"I've never had tons and tons of training before a role, and I don't sit in my trailer and not shower for weeks," she said. "I don't need too much preparation. I like to find things in the moment. I feel like you can do so much preparation, and then when you're shooting it, it can completely change in that instant."

The only preparation involved for Lost in Translation was just a spot of rehearsal with her on-screen hubby. "Sofia really wanted Giovanni [Ribisi] and I to meet and have a couple days because we had to establish a marriage, and that kind of thing is not just, 'Hi, hop into bed with me,'" she said.

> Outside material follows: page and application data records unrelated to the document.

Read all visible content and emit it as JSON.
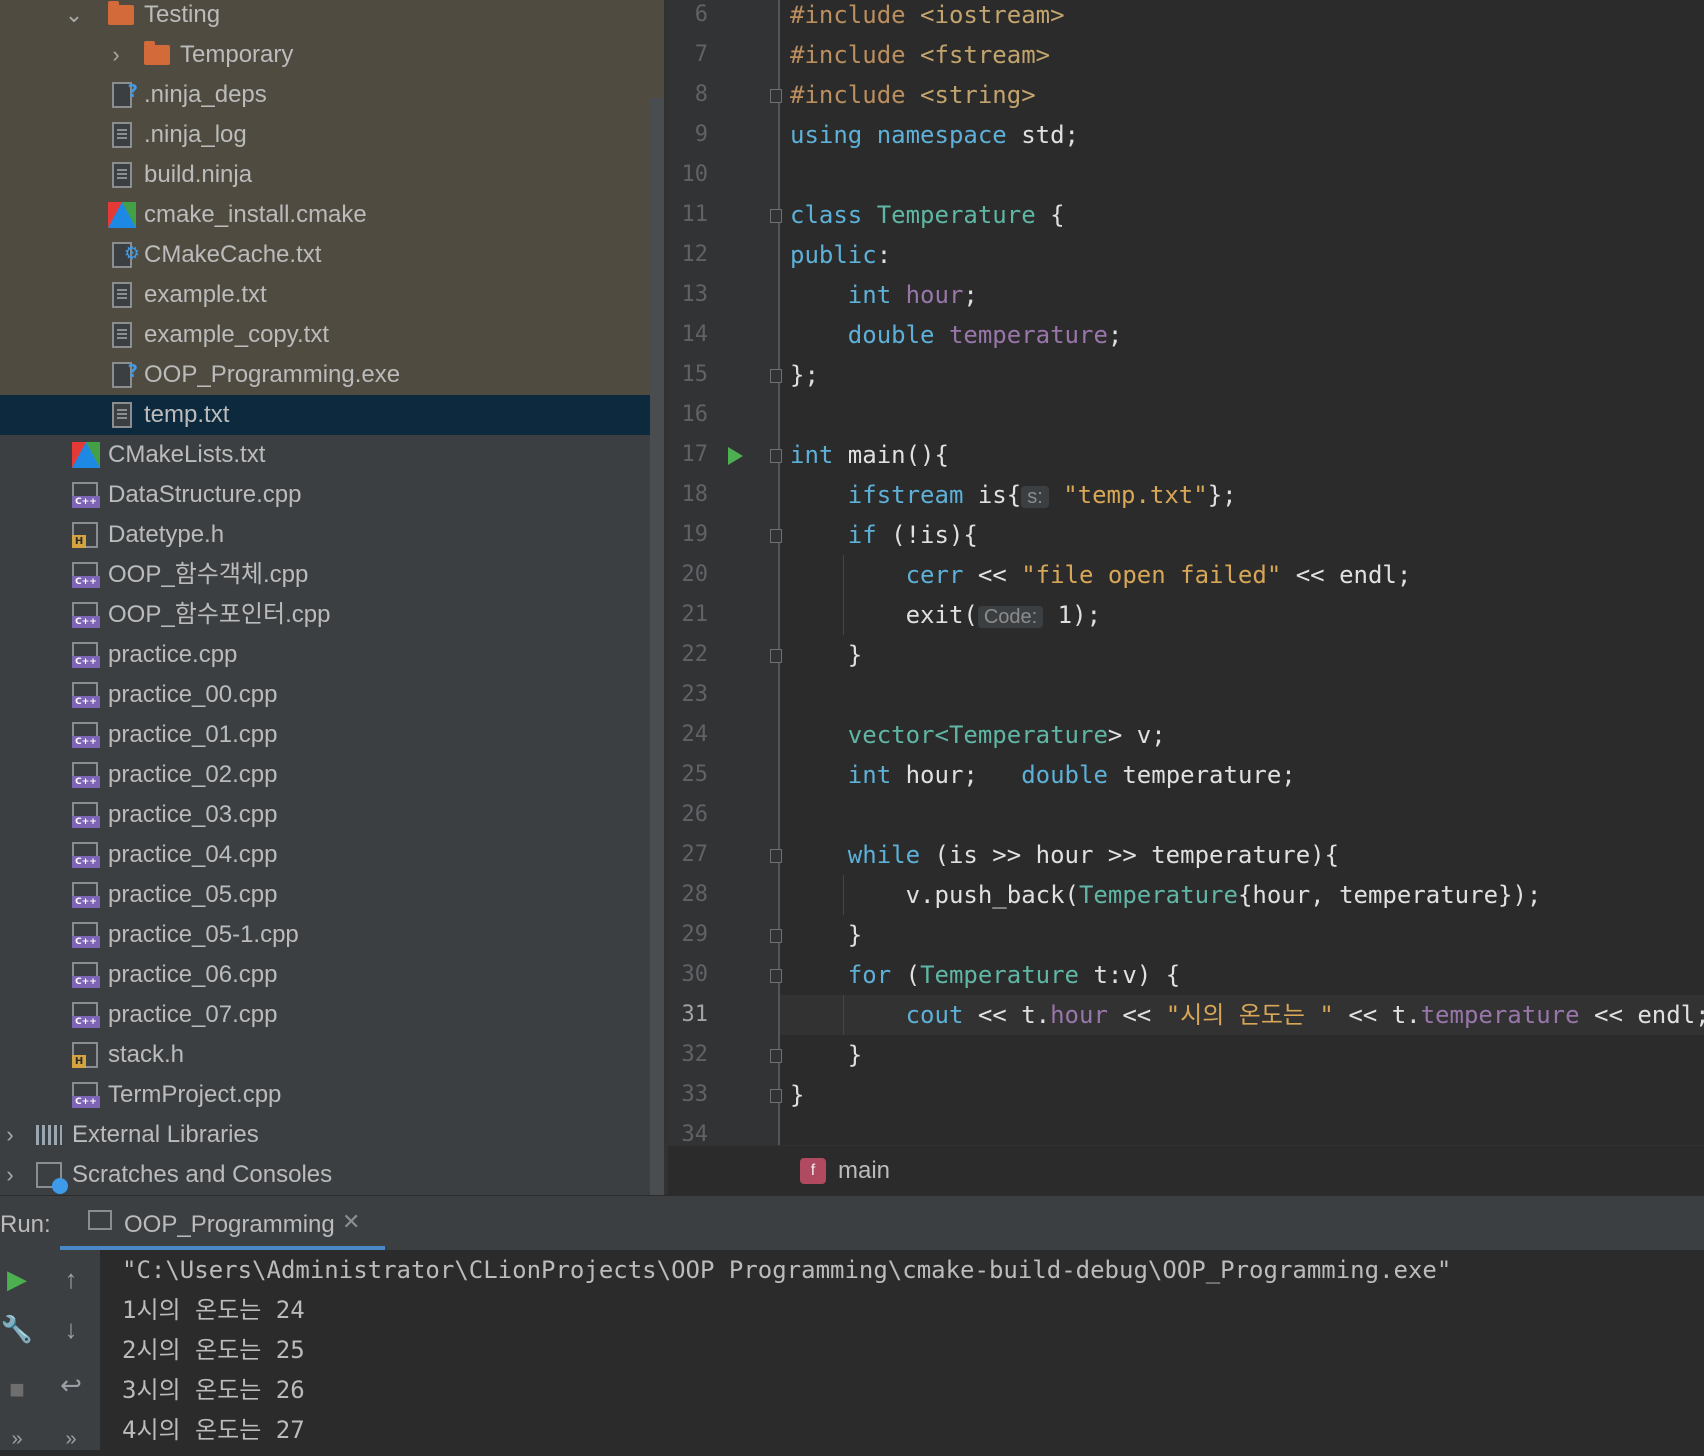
{
  "project_tree": {
    "rows": [
      {
        "label": "Testing",
        "icon": "folder-icon",
        "chevron": "down"
      },
      {
        "label": "Temporary",
        "icon": "folder-icon",
        "chevron": "right"
      },
      {
        "label": ".ninja_deps",
        "icon": "unknown-file-icon"
      },
      {
        "label": ".ninja_log",
        "icon": "text-file-icon"
      },
      {
        "label": "build.ninja",
        "icon": "text-file-icon"
      },
      {
        "label": "cmake_install.cmake",
        "icon": "cmake-icon"
      },
      {
        "label": "CMakeCache.txt",
        "icon": "cmake-cache-icon"
      },
      {
        "label": "example.txt",
        "icon": "text-file-icon"
      },
      {
        "label": "example_copy.txt",
        "icon": "text-file-icon"
      },
      {
        "label": "OOP_Programming.exe",
        "icon": "unknown-file-icon"
      },
      {
        "label": "temp.txt",
        "icon": "text-file-icon",
        "selected": true
      },
      {
        "label": "CMakeLists.txt",
        "icon": "cmake-icon"
      },
      {
        "label": "DataStructure.cpp",
        "icon": "cpp-file-icon"
      },
      {
        "label": "Datetype.h",
        "icon": "header-file-icon"
      },
      {
        "label": "OOP_함수객체.cpp",
        "icon": "cpp-file-icon"
      },
      {
        "label": "OOP_함수포인터.cpp",
        "icon": "cpp-file-icon"
      },
      {
        "label": "practice.cpp",
        "icon": "cpp-file-icon"
      },
      {
        "label": "practice_00.cpp",
        "icon": "cpp-file-icon"
      },
      {
        "label": "practice_01.cpp",
        "icon": "cpp-file-icon"
      },
      {
        "label": "practice_02.cpp",
        "icon": "cpp-file-icon"
      },
      {
        "label": "practice_03.cpp",
        "icon": "cpp-file-icon"
      },
      {
        "label": "practice_04.cpp",
        "icon": "cpp-file-icon"
      },
      {
        "label": "practice_05.cpp",
        "icon": "cpp-file-icon"
      },
      {
        "label": "practice_05-1.cpp",
        "icon": "cpp-file-icon"
      },
      {
        "label": "practice_06.cpp",
        "icon": "cpp-file-icon"
      },
      {
        "label": "practice_07.cpp",
        "icon": "cpp-file-icon"
      },
      {
        "label": "stack.h",
        "icon": "header-file-icon"
      },
      {
        "label": "TermProject.cpp",
        "icon": "cpp-file-icon"
      },
      {
        "label": "External Libraries",
        "icon": "library-icon",
        "chevron": "right"
      },
      {
        "label": "Scratches and Consoles",
        "icon": "scratches-icon",
        "chevron": "right"
      }
    ]
  },
  "editor": {
    "line_numbers": [
      "6",
      "7",
      "8",
      "9",
      "10",
      "11",
      "12",
      "13",
      "14",
      "15",
      "16",
      "17",
      "18",
      "19",
      "20",
      "21",
      "22",
      "23",
      "24",
      "25",
      "26",
      "27",
      "28",
      "29",
      "30",
      "31",
      "32",
      "33",
      "34"
    ],
    "current_line": "31",
    "code": {
      "l6_a": "#include",
      "l6_b": " <iostream>",
      "l7_a": "#include",
      "l7_b": " <fstream>",
      "l8_a": "#include",
      "l8_b": " <string>",
      "l9_a": "using",
      "l9_b": " namespace",
      "l9_c": " std;",
      "l11_a": "class",
      "l11_b": " Temperature",
      "l11_c": " {",
      "l12_a": "public",
      "l12_b": ":",
      "l13_a": "    int",
      "l13_b": " hour",
      "l13_c": ";",
      "l14_a": "    double",
      "l14_b": " temperature",
      "l14_c": ";",
      "l15_a": "};",
      "l17_a": "int",
      "l17_b": " main",
      "l17_c": "(){",
      "l18_a": "    ifstream",
      "l18_b": " is{",
      "l18_hint": "s:",
      "l18_c": " \"temp.txt\"",
      "l18_d": "};",
      "l19_a": "    if",
      "l19_b": " (!is){",
      "l20_a": "        cerr",
      "l20_b": " << ",
      "l20_c": "\"file open failed\"",
      "l20_d": " << endl;",
      "l21_a": "        exit(",
      "l21_hint": "Code:",
      "l21_b": " 1);",
      "l22_a": "    }",
      "l24_a": "    vector<",
      "l24_b": "Temperature",
      "l24_c": "> v;",
      "l25_a": "    int",
      "l25_b": " hour;   ",
      "l25_c": "double",
      "l25_d": " temperature;",
      "l27_a": "    while",
      "l27_b": " (is >> hour >> temperature){",
      "l28_a": "        v.push_back(",
      "l28_b": "Temperature",
      "l28_c": "{hour, temperature});",
      "l29_a": "    }",
      "l30_a": "    for",
      "l30_b": " (",
      "l30_c": "Temperature",
      "l30_d": " t:v) {",
      "l31_a": "        cout",
      "l31_b": " << t.",
      "l31_c": "hour",
      "l31_d": " << ",
      "l31_e": "\"시의 온도는 \"",
      "l31_f": " << t.",
      "l31_g": "temperature",
      "l31_h": " << endl;",
      "l32_a": "    }",
      "l33_a": "}"
    },
    "breadcrumb": {
      "badge": "f",
      "label": "main"
    }
  },
  "run_panel": {
    "label": "Run:",
    "tab_label": "OOP_Programming",
    "close_glyph": "✕",
    "console_lines": [
      "\"C:\\Users\\Administrator\\CLionProjects\\OOP Programming\\cmake-build-debug\\OOP_Programming.exe\"",
      "1시의 온도는 24",
      "2시의 온도는 25",
      "3시의 온도는 26",
      "4시의 온도는 27"
    ]
  },
  "colors": {
    "tree_bg": "#3c3f41",
    "tree_highlight": "#4f4b41",
    "tree_selected": "#0d293e",
    "editor_bg": "#2b2b2b",
    "keyword": "#5db0d7",
    "string": "#d8a657",
    "field": "#9876aa",
    "tab_underline": "#4a88c7"
  }
}
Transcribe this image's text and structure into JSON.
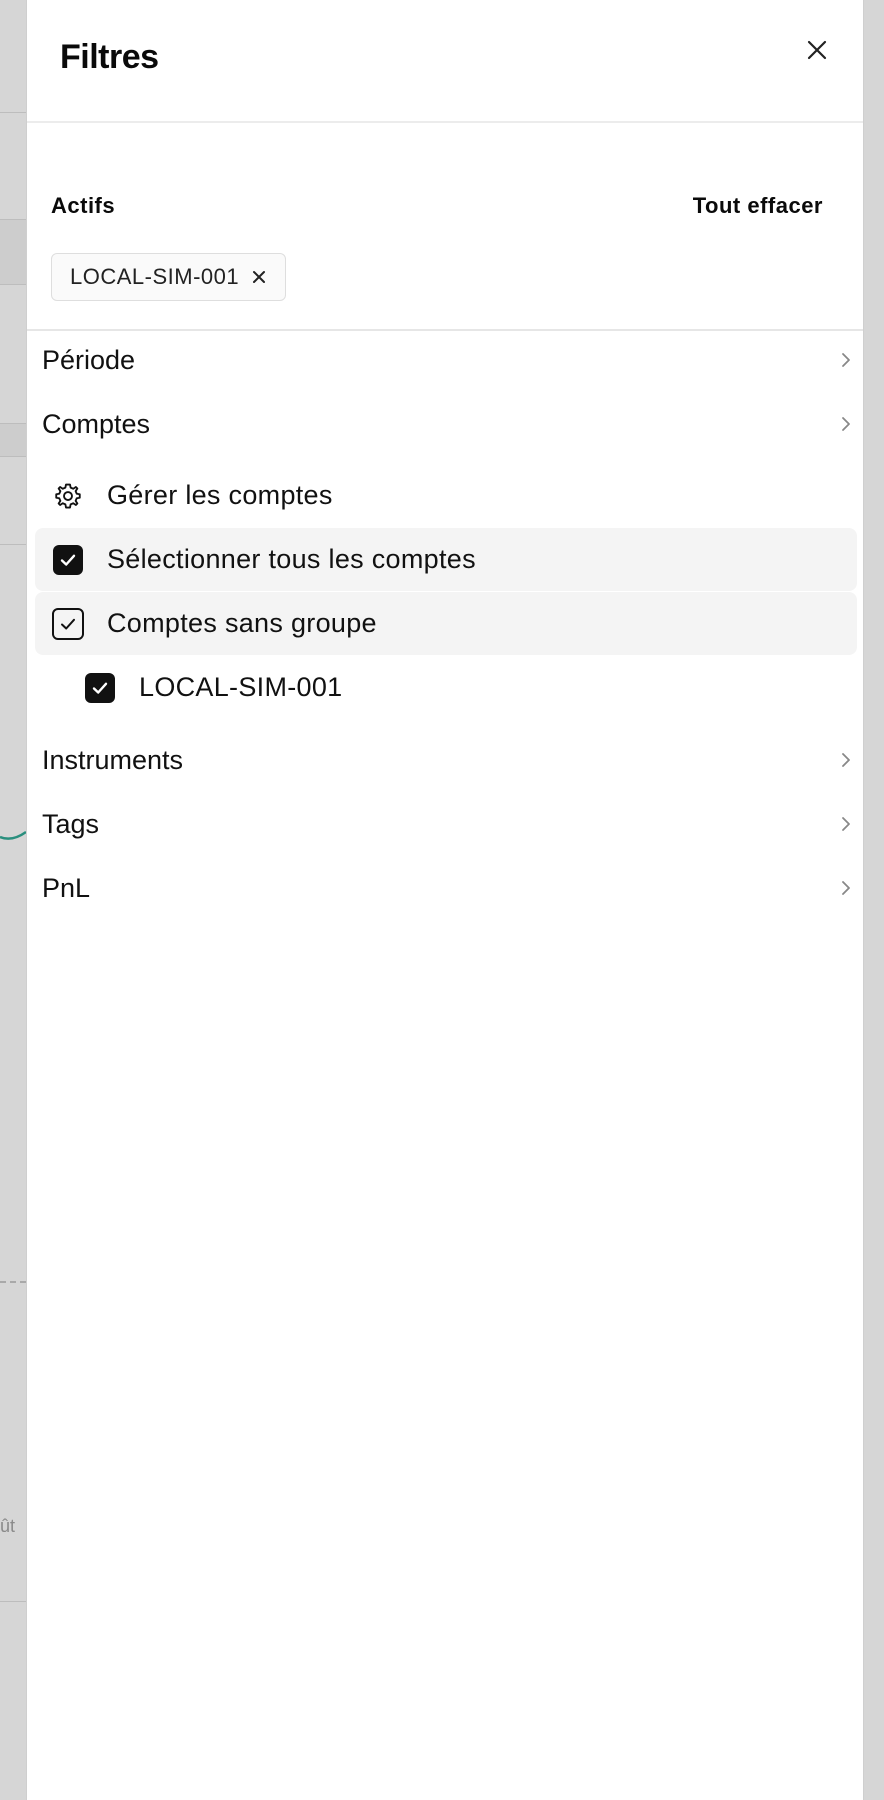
{
  "background": {
    "tick_text": "ût"
  },
  "sheet": {
    "title": "Filtres",
    "close_icon": "close-icon"
  },
  "active": {
    "label": "Actifs",
    "clear_all": "Tout effacer",
    "chips": [
      {
        "label": "LOCAL-SIM-001",
        "remove_icon": "close-icon"
      }
    ]
  },
  "sections": {
    "periode": "Période",
    "comptes": "Comptes",
    "instruments": "Instruments",
    "tags": "Tags",
    "pnl": "PnL"
  },
  "comptes": {
    "manage": {
      "label": "Gérer les comptes",
      "icon": "gear-icon"
    },
    "select_all": {
      "label": "Sélectionner tous les comptes",
      "checked": true
    },
    "ungrouped": {
      "label": "Comptes sans groupe",
      "checked": true
    },
    "accounts": [
      {
        "label": "LOCAL-SIM-001",
        "checked": true
      }
    ]
  },
  "colors": {
    "chart_line": "#2a8f7e",
    "checkbox": "#111111",
    "row_highlight": "#f4f4f4"
  }
}
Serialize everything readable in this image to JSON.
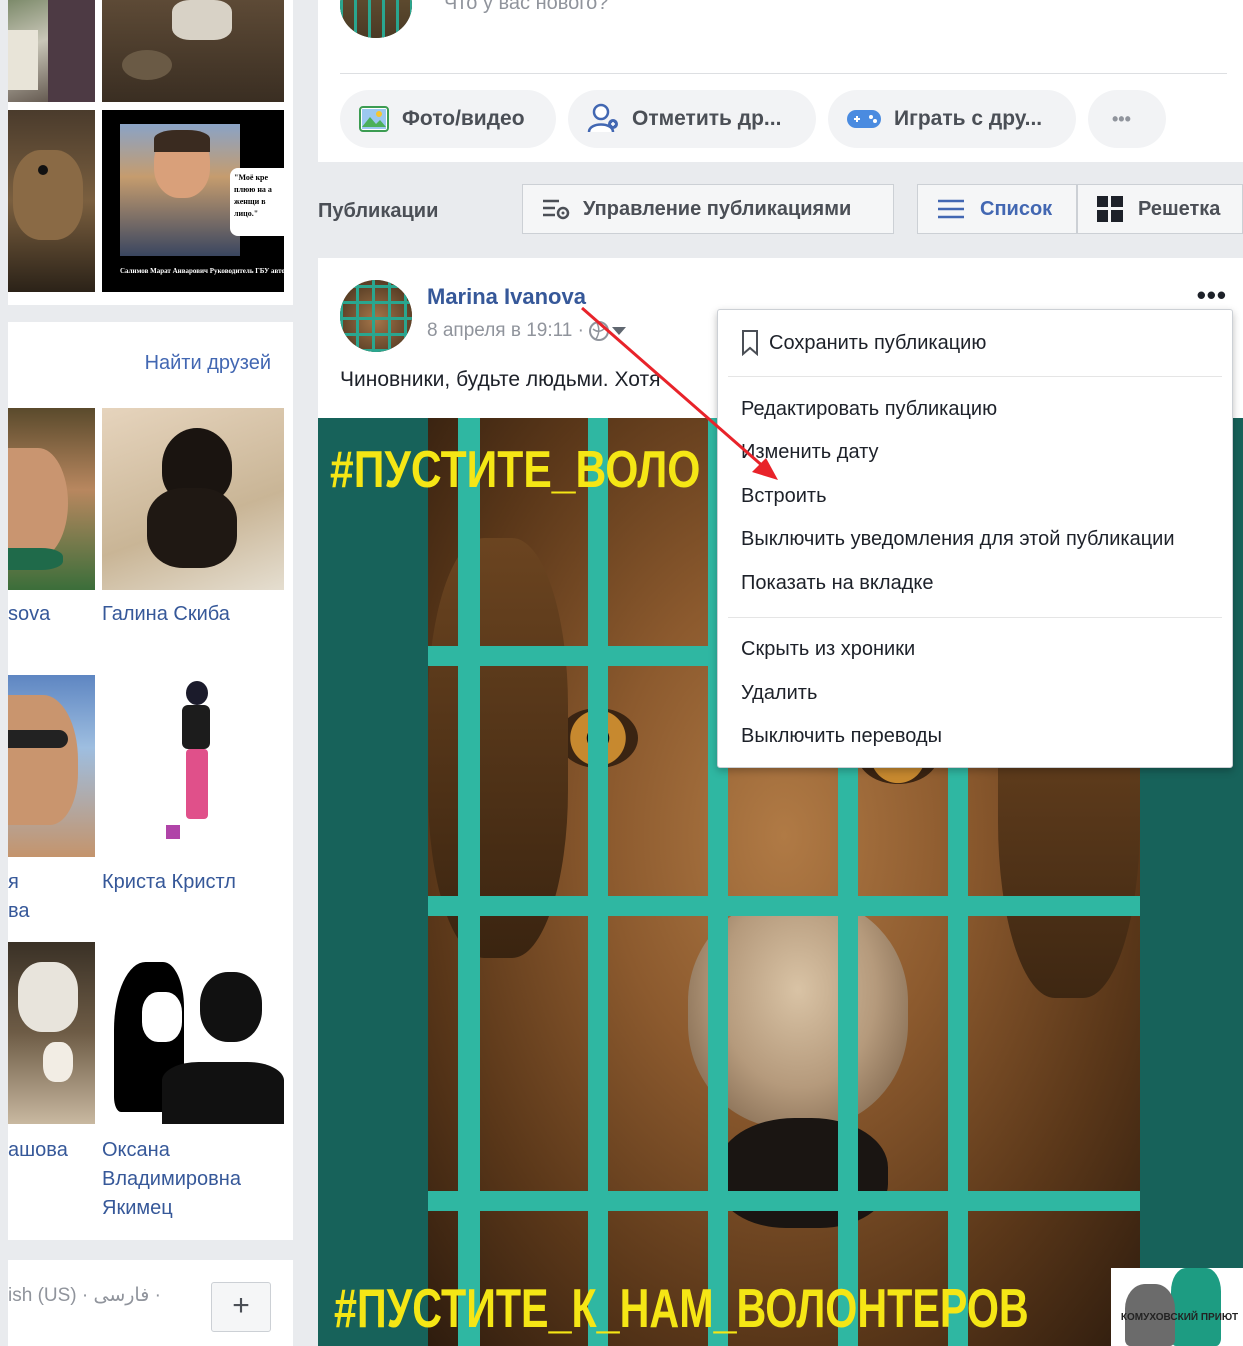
{
  "composer": {
    "placeholder": "Что у вас нового?",
    "buttons": [
      {
        "label": "Фото/видео"
      },
      {
        "label": "Отметить др..."
      },
      {
        "label": "Играть с дру..."
      },
      {
        "label": "•••"
      }
    ]
  },
  "publications": {
    "label": "Публикации",
    "manage_label": "Управление публикациями",
    "list_label": "Список",
    "grid_label": "Решетка"
  },
  "photo_caption": {
    "quote": "\"Моё кре плюю на а женщи в лицо.\"",
    "footer": "Салимов Марат Анварович Руководитель ГБУ автомобильных дор"
  },
  "friends": {
    "find_label": "Найти друзей",
    "names": [
      {
        "name": "sova"
      },
      {
        "name": "Галина Скиба"
      },
      {
        "name": "я\nва"
      },
      {
        "name": "Криста Кристл"
      },
      {
        "name": "ашова"
      },
      {
        "name": "Оксана\nВладимировна\nЯкимец"
      }
    ]
  },
  "footer": {
    "languages": "ish (US) · فارسی ·",
    "plus_label": "+"
  },
  "post": {
    "author": "Marina Ivanova",
    "date": "8 апреля в 19:11 ·",
    "text": "Чиновники, будьте людьми. Хотя",
    "more_label": "•••",
    "image_top_text": "#ПУСТИТЕ_ВОЛО",
    "image_bottom_text": "#ПУСТИТЕ_К_НАМ_ВОЛОНТЕРОВ",
    "logo_text": "КОМУХОВСКИЙ ПРИЮТ"
  },
  "menu": {
    "items": [
      {
        "label": "Сохранить публикацию"
      },
      {
        "label": "Редактировать публикацию"
      },
      {
        "label": "Изменить дату"
      },
      {
        "label": "Встроить"
      },
      {
        "label": "Выключить уведомления для этой публикации"
      },
      {
        "label": "Показать на вкладке"
      },
      {
        "label": "Скрыть из хроники"
      },
      {
        "label": "Удалить"
      },
      {
        "label": "Выключить переводы"
      }
    ]
  },
  "colors": {
    "link": "#365899",
    "accent": "#4267b2",
    "hashtag": "#f5e615",
    "bars": "#2fb7a2",
    "arrow": "#e8232a"
  }
}
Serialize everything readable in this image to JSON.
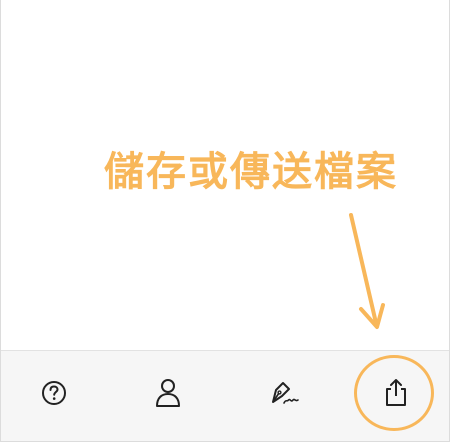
{
  "annotation": {
    "text": "儲存或傳送檔案",
    "color": "#f8b75a"
  },
  "toolbar": {
    "items": [
      {
        "name": "help",
        "icon": "help-circle-icon"
      },
      {
        "name": "contact",
        "icon": "person-icon"
      },
      {
        "name": "sign",
        "icon": "pen-signature-icon"
      },
      {
        "name": "share",
        "icon": "share-upload-icon"
      }
    ],
    "highlighted": "share"
  }
}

Johansson also admitted to using music as a tool to remain in the mood of a character on the set as well as in auditions. "You can throw the sides away and just say, 'OK, look there's only so much you're going to figure out before you get there,' and you can just put on a CD and do it," she said. "Like when we were shooting Lost in Translation, we would not roll sound. At the time [Beck's album] Sea Change had just come out. We would just play it, and I would stare out the window and clip my toenails and stuff. It really gave a mood to it."

An avid script reader, Johansson feels that in a good screenplay the character will come out of the dialogue and their actions naturally.

"When I read Girl With a Pearl Earring, it was a beautiful, beautiful script, and then we started making it, and I realized that my character was so desperately in love with this [Dutch painter Johannes] Vermeer character, which comes across, but it wasn't as apparent as when we were shooting it. Things like that happen all the time. That's what makes great movies, I guess, or great moments, anyway."

Johansson was wise enough to avoid playing a lot of the cutesy, "sweet-ass roles" many young actors are forced into as they mature.

"A lot of the actresses I was competing with for roles when I was younger just totally disappeared," she said. "It's a very bizarre, tough transition. A lot of people don't make it through. I didn't have to grow out of the 'cute,' luckily."

She has chosen her roles wisely. "It's hard to weed through it," she admitted. "Luckily, my mom is very much on the same page, and even if she doesn't like something, she'll hand it to me and say, 'I hated it but I think you're going to like it,' which is great. And sometimes things come to me and they say these people are attached, and you have to take that into consideration. Instinctually I go for the actual meat of it, for the script, for the words."

But sometimes it's not in the words. On a first read she found Ghost World "very plain, boring," she said. "There was nothing to it. Then I met Terry [Zwigoff] and read with Thora [Birch], and Steve [Buscemi] hopped onboard, and I got the whole picture. With our production design and wardrobe and the comic book, everything came together. I knew exactly what we were doing."

Actress or Star?

Johansson recalled sitting next to her Just Cause co-star Laurence Fishburne on an airplane. She was 9. He asked her if she wanted to be an actress or a star, and she said both.

"'Well, that's something you're going to have to decide when you get older,' he said to me, and it was good advice, because it still keeps my head straight when I talk about that. I'm in this to build a career," Johansson told Venice magazine. And after watching Coppola shoot Lost in Translation, she is itching to get behind a camera herself.

"It was very inspiring to see this girl who had this story she wanted to tell, and she damn well did it," she said, laughing. "It's like, you mean your movie doesn't have to be shelved for five to seven years? You just have to do it relentlessly. I'm going to try to make a movie as soon as I get some time to sit down and plan it all out. Of course acting [is something] I could never give up. I'd never direct myself, but just the idea of directing is so appealing to me that I can't hold it in anymore. It's the most frustrating thing in the whole world. Especially when you know you can, and you haven't done it yet."

If confidence is what makes a star, Johansson is already on the A-list and ready for her closeup. BSW